=== Data for processing ===
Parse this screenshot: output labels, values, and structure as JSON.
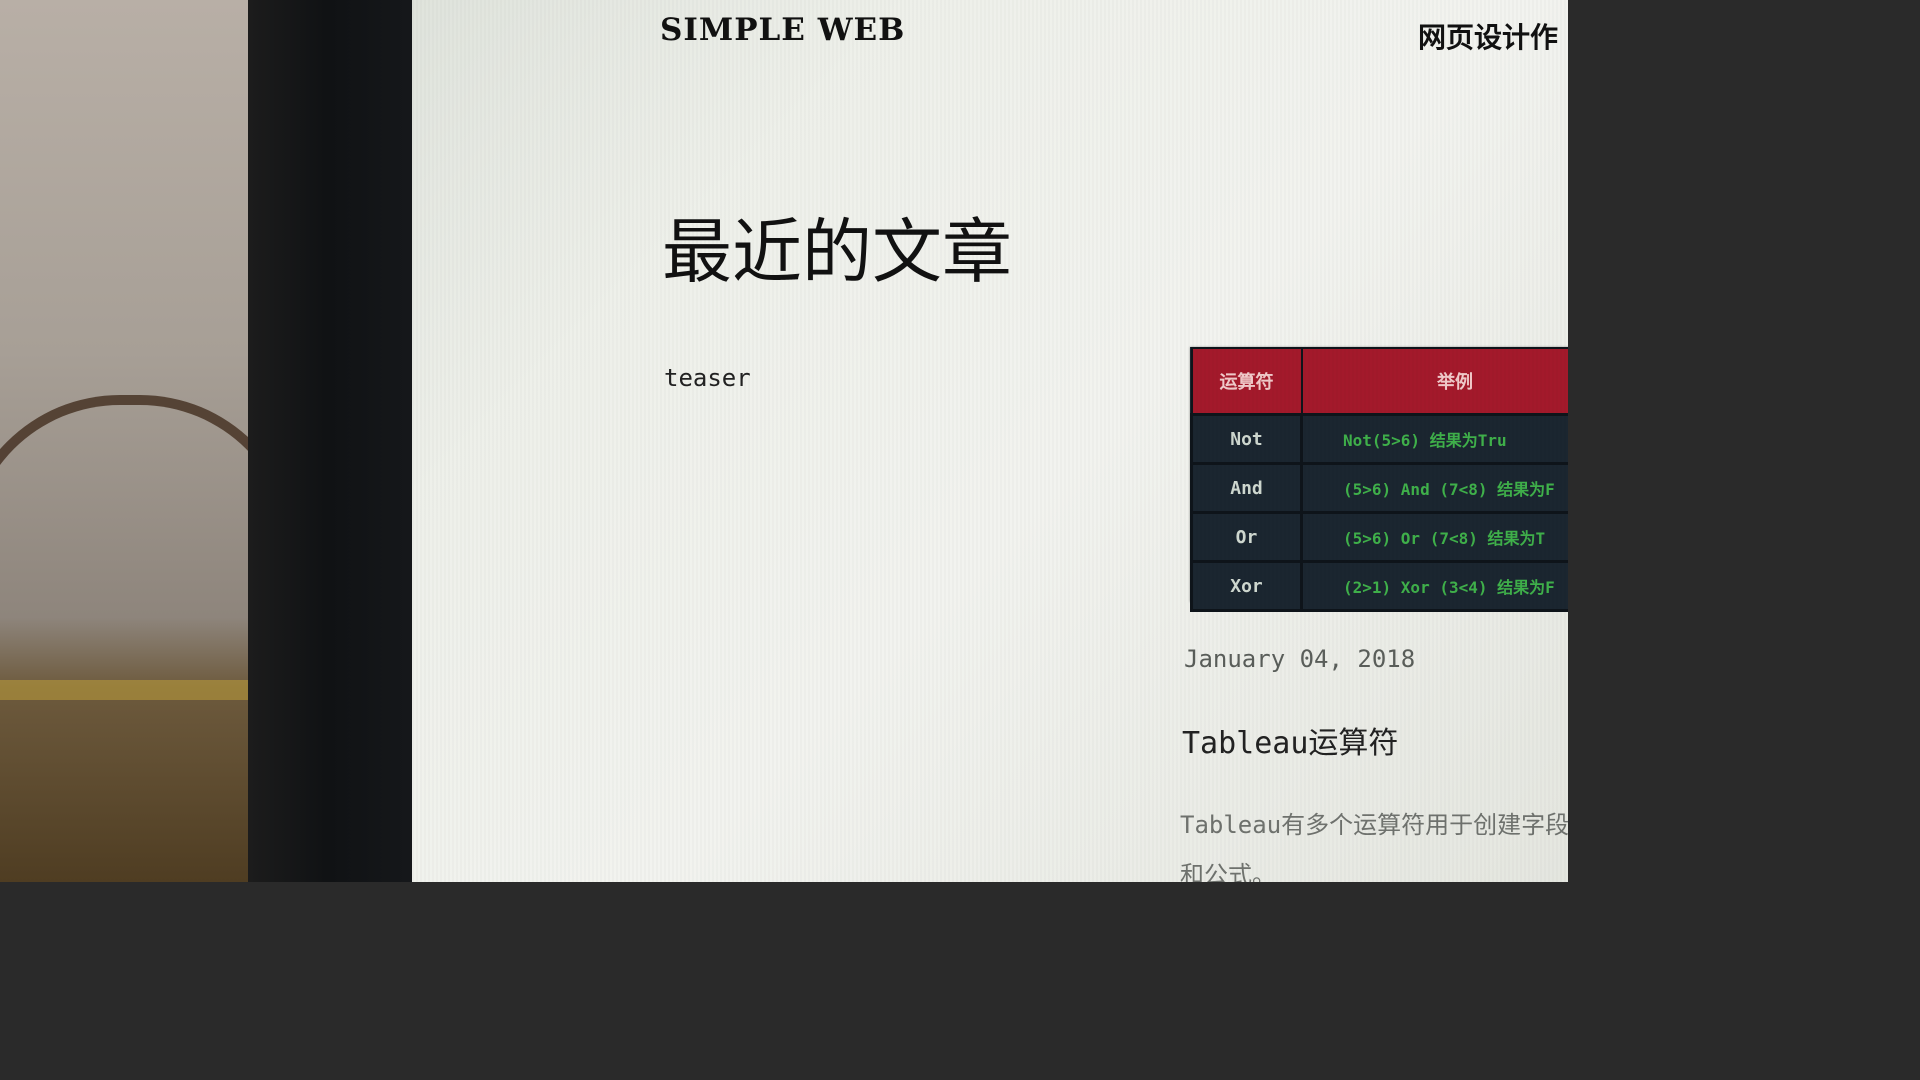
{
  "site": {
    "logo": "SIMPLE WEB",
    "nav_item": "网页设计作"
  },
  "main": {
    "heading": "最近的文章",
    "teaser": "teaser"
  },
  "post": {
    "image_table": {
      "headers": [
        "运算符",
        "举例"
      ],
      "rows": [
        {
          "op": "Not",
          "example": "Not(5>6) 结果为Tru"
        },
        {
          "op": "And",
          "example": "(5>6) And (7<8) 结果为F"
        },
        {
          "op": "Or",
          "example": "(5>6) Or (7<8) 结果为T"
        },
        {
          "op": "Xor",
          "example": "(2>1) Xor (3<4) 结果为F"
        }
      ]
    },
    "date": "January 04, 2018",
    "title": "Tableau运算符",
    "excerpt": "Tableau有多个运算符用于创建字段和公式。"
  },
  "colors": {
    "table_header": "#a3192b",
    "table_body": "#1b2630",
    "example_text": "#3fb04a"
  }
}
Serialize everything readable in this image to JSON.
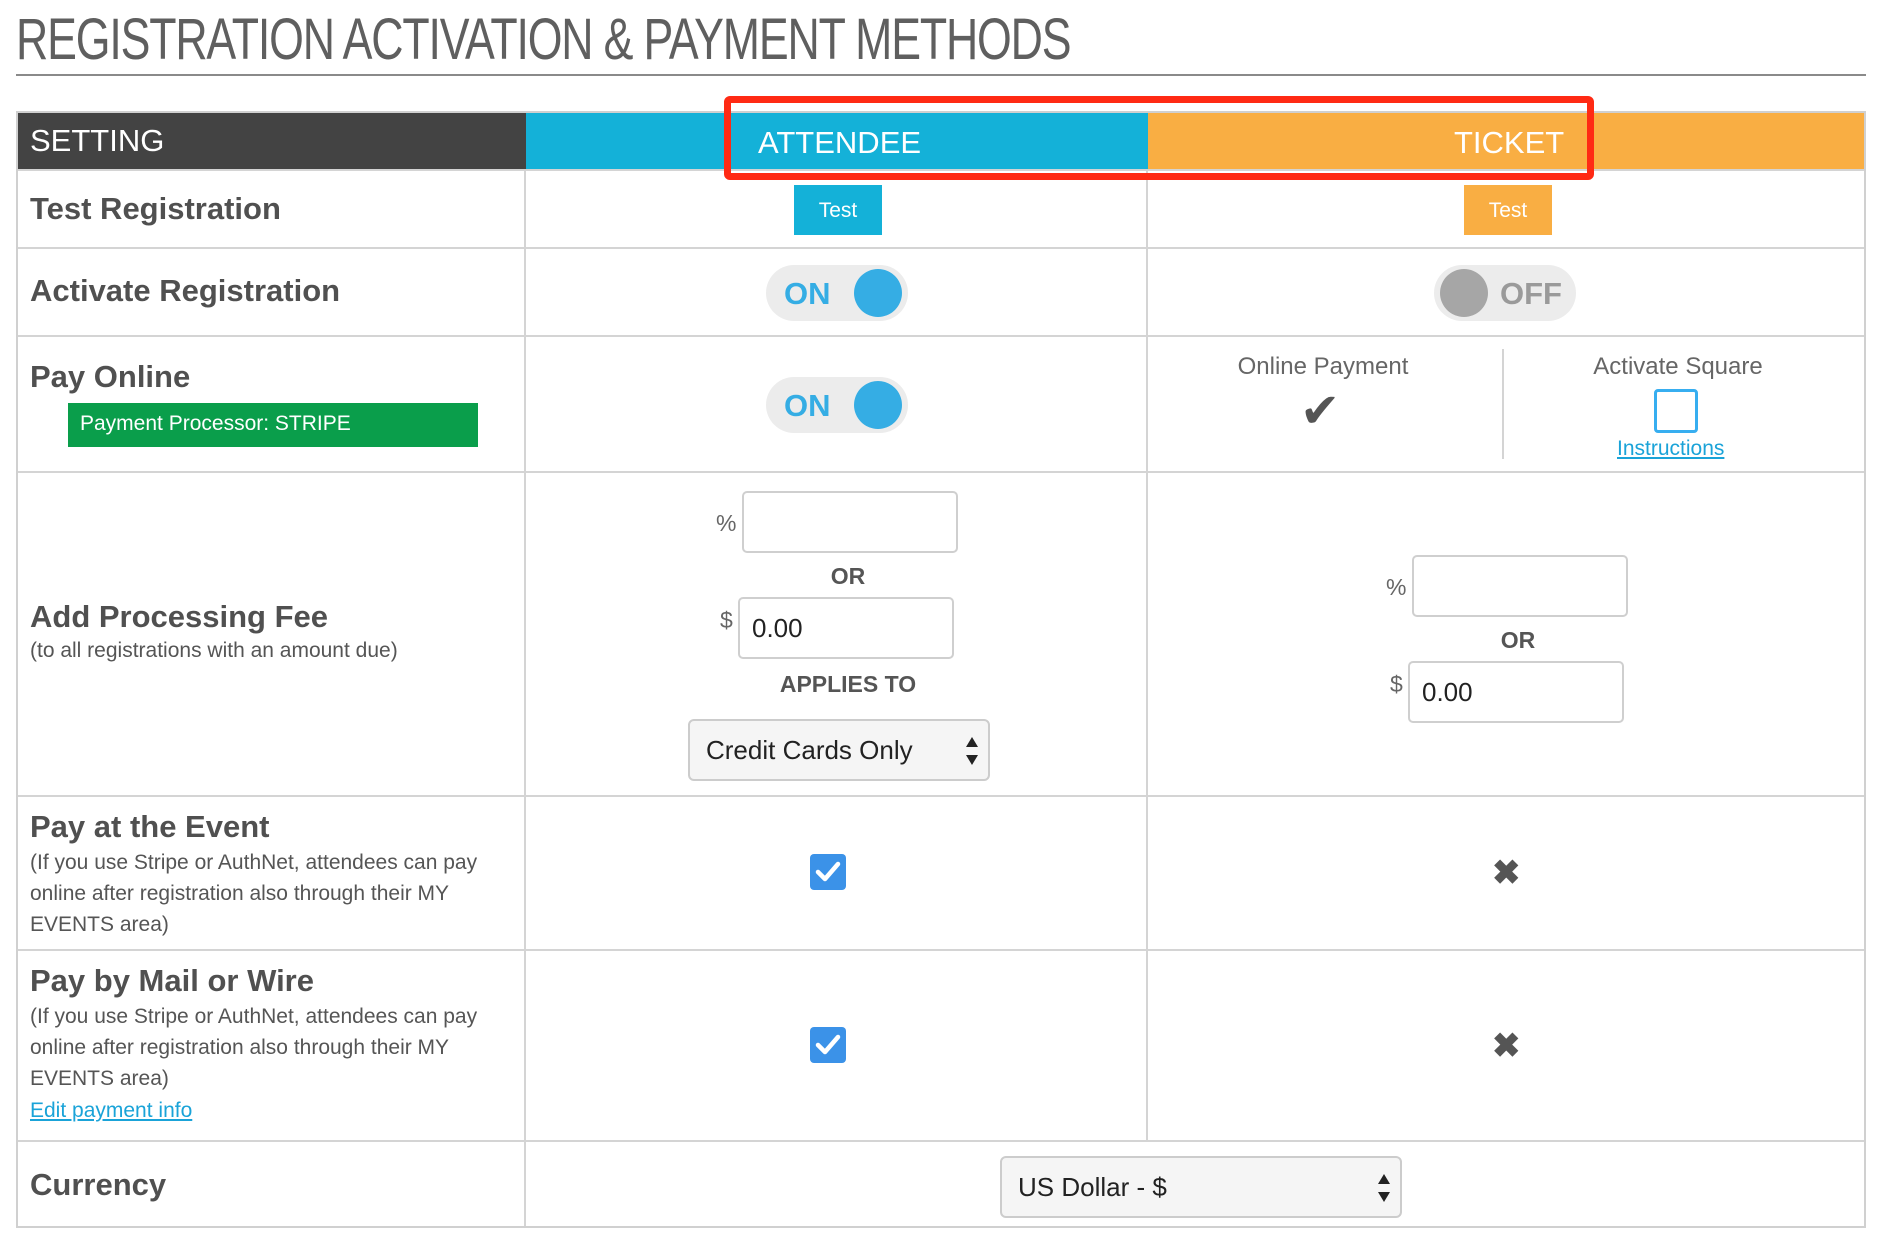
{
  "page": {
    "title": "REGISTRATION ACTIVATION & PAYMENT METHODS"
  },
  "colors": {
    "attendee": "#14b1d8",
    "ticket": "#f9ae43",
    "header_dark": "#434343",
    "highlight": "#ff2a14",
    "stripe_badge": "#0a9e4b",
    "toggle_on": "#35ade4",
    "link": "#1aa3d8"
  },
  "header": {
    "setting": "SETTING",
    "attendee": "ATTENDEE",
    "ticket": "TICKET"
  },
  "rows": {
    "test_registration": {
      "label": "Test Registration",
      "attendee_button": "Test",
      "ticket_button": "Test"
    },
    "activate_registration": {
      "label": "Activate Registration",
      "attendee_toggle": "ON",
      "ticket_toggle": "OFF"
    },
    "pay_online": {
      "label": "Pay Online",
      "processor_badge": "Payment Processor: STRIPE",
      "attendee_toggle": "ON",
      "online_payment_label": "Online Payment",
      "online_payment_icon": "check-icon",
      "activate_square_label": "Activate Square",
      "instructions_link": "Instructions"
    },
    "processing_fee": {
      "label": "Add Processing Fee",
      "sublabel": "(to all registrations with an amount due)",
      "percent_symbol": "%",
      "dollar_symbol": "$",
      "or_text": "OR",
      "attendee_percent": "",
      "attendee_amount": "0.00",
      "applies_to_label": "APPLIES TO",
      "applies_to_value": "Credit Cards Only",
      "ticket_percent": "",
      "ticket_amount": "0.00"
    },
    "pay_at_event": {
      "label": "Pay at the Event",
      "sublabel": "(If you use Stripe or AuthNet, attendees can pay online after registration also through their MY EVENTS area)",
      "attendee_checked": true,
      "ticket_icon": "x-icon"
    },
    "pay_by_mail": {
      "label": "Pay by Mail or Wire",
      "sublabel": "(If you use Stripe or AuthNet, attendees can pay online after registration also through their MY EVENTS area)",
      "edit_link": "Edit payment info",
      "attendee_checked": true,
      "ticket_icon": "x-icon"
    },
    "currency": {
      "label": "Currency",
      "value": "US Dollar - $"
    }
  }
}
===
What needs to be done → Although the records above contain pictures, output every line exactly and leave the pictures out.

Response area →
Parse this screenshot: output labels, values, and structure as JSON.
{
  "site": {
    "logo": "SIMPLE WEB",
    "nav_item": "网页设计作"
  },
  "main": {
    "heading": "最近的文章",
    "teaser": "teaser"
  },
  "post": {
    "image_table": {
      "headers": [
        "运算符",
        "举例"
      ],
      "rows": [
        {
          "op": "Not",
          "example": "Not(5>6) 结果为Tru"
        },
        {
          "op": "And",
          "example": "(5>6) And (7<8) 结果为F"
        },
        {
          "op": "Or",
          "example": "(5>6) Or (7<8) 结果为T"
        },
        {
          "op": "Xor",
          "example": "(2>1) Xor (3<4) 结果为F"
        }
      ]
    },
    "date": "January 04, 2018",
    "title": "Tableau运算符",
    "excerpt": "Tableau有多个运算符用于创建字段和公式。"
  },
  "colors": {
    "table_header": "#a3192b",
    "table_body": "#1b2630",
    "example_text": "#3fb04a"
  }
}
Serialize everything readable in this image to JSON.
{
  "page": {
    "title": "REGISTRATION ACTIVATION & PAYMENT METHODS"
  },
  "colors": {
    "attendee": "#14b1d8",
    "ticket": "#f9ae43",
    "header_dark": "#434343",
    "highlight": "#ff2a14",
    "stripe_badge": "#0a9e4b",
    "toggle_on": "#35ade4",
    "link": "#1aa3d8"
  },
  "header": {
    "setting": "SETTING",
    "attendee": "ATTENDEE",
    "ticket": "TICKET"
  },
  "rows": {
    "test_registration": {
      "label": "Test Registration",
      "attendee_button": "Test",
      "ticket_button": "Test"
    },
    "activate_registration": {
      "label": "Activate Registration",
      "attendee_toggle": "ON",
      "ticket_toggle": "OFF"
    },
    "pay_online": {
      "label": "Pay Online",
      "processor_badge": "Payment Processor: STRIPE",
      "attendee_toggle": "ON",
      "online_payment_label": "Online Payment",
      "online_payment_icon": "check-icon",
      "activate_square_label": "Activate Square",
      "instructions_link": "Instructions"
    },
    "processing_fee": {
      "label": "Add Processing Fee",
      "sublabel": "(to all registrations with an amount due)",
      "percent_symbol": "%",
      "dollar_symbol": "$",
      "or_text": "OR",
      "attendee_percent": "",
      "attendee_amount": "0.00",
      "applies_to_label": "APPLIES TO",
      "applies_to_value": "Credit Cards Only",
      "ticket_percent": "",
      "ticket_amount": "0.00"
    },
    "pay_at_event": {
      "label": "Pay at the Event",
      "sublabel": "(If you use Stripe or AuthNet, attendees can pay online after registration also through their MY EVENTS area)",
      "attendee_checked": true,
      "ticket_icon": "x-icon"
    },
    "pay_by_mail": {
      "label": "Pay by Mail or Wire",
      "sublabel": "(If you use Stripe or AuthNet, attendees can pay online after registration also through their MY EVENTS area)",
      "edit_link": "Edit payment info",
      "attendee_checked": true,
      "ticket_icon": "x-icon"
    },
    "currency": {
      "label": "Currency",
      "value": "US Dollar - $"
    }
  }
}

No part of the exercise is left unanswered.